Return, from the listing below, each line where the word "name" appears.

Records for processing

>>>>

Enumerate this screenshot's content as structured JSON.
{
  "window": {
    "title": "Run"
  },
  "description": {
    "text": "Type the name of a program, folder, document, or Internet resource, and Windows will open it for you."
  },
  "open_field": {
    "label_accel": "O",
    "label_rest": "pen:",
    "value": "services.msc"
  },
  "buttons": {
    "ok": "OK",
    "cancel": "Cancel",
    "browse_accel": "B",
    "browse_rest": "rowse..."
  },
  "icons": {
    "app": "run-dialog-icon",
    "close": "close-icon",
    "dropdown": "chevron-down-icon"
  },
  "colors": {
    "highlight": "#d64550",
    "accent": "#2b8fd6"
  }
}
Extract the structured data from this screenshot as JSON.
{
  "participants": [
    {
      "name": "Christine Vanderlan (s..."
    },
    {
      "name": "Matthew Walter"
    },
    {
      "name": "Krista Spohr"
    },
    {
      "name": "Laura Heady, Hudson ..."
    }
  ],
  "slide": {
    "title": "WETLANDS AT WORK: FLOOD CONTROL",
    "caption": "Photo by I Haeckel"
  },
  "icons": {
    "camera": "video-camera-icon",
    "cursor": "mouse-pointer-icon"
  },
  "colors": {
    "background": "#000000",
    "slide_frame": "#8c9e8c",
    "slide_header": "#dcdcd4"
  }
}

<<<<

Answer for the task
    "text": "Type the name of a program, folder, document, or Internet resource, and Windows will open it for you."
      "name": "Christine Vanderlan (s..."
      "name": "Matthew Walter"
      "name": "Krista Spohr"
      "name": "Laura Heady, Hudson ..."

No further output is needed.